Leading Small Groups in the Way of Jesus by M. Scott Boren (A Book Review)

M. Scott Boren has written another helpful, thought provoking book on disciple making. I appreciate his simple, though meaningful, approach to small group life.

LEADING SMALL GROUPS IN THE WAY OF JESUS is a next-steps book for current small group participants. It answers, “What’s supposed to happen with groups?” and, “How do we actually share a meaningful life together, listening to and practicing the Way of Jesus?” Boren writes several insights and practices, things I resonate with and have even practiced a little. It feels great to read and resonate with something he’s been practicing.

I most resonated with Boren’s words about great questions and how curiosity (more my word than his) leads to nurturing disciples of Jesus. He writes:

“[We must] develop eyes to see and ears to hear. For that, leaders need to ask questions and foster conversations. When we ask good questions, we provide opportunities for people to discover for themselves the radical nature of the kingdom of God” (p.54).

“We do not [really] “make” disciples. We are formed as disciples in community together as the Spirit works in us” (p.61).

“We cannot force people to enter the way of Jesus. Many of them may agree with the vision, but that doesn’t mean they actually ‘hear’ it. This is where the questions are so important. Listen to how people respond. Who is already asking questions like these? Who is expressing frustration with the status quo? Who wants to talk about distinct ways of following Jesus? Who is willing to put some extra thought and time into answering these questions?

“The goal is to work with people who already have a sense of urgency to experience a different kind of group life. One way to determine this is to lead people through a short-term experience…” (p.62-63).

Boren would then add that by focusing on people who are already hungry and thirsty for the kingdom of God, nurturing their desire, kindling their flame within, will in turn bring life to others. This idea reminds me of Thomas Merton’s analogy of the Desert Fathers and Mothers who upon fleeing to the desert were not fleeing people but recognizing that society and the “christianity” present was a sinking ship. Someone needed to get a foot to shore in order to reach a hand out for rescuing. I think this continues to be the largest need in the western church today. Many who are faithful to Jesus wonder how the religiosity they see relates to Jesus and Jesus’ Way. It just isn’t connecting. Some say it’s a sinking ship and they’ve swam out to get a foot to shore, and then they’ll toss a rope our way.

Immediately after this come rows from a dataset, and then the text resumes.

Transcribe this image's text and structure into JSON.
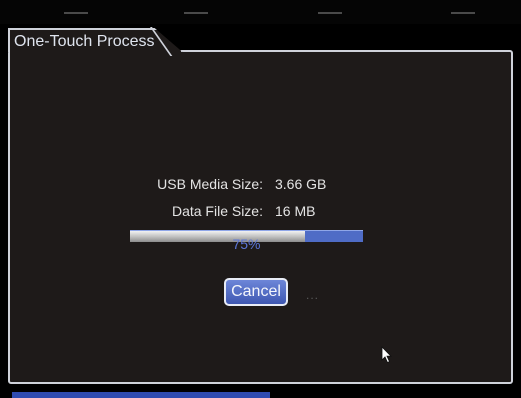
{
  "window": {
    "title": "One-Touch Process"
  },
  "info": {
    "usb_media_size_label": "USB Media Size:",
    "usb_media_size_value": "3.66 GB",
    "data_file_size_label": "Data File Size:",
    "data_file_size_value": "16 MB"
  },
  "progress": {
    "percent": 75,
    "label": "75%"
  },
  "buttons": {
    "cancel_label": "Cancel"
  },
  "indicator": {
    "dots": "..."
  },
  "colors": {
    "background": "#000000",
    "panel": "#1e1a19",
    "border": "#cfd2da",
    "accent_blue": "#4f6cc6",
    "progress_fill": "#cfcfcf",
    "progress_text": "#5a74d6"
  },
  "icons": {
    "cursor": "mouse-pointer-icon"
  }
}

If this is how you see it too, I think Boren’s book will make you happy.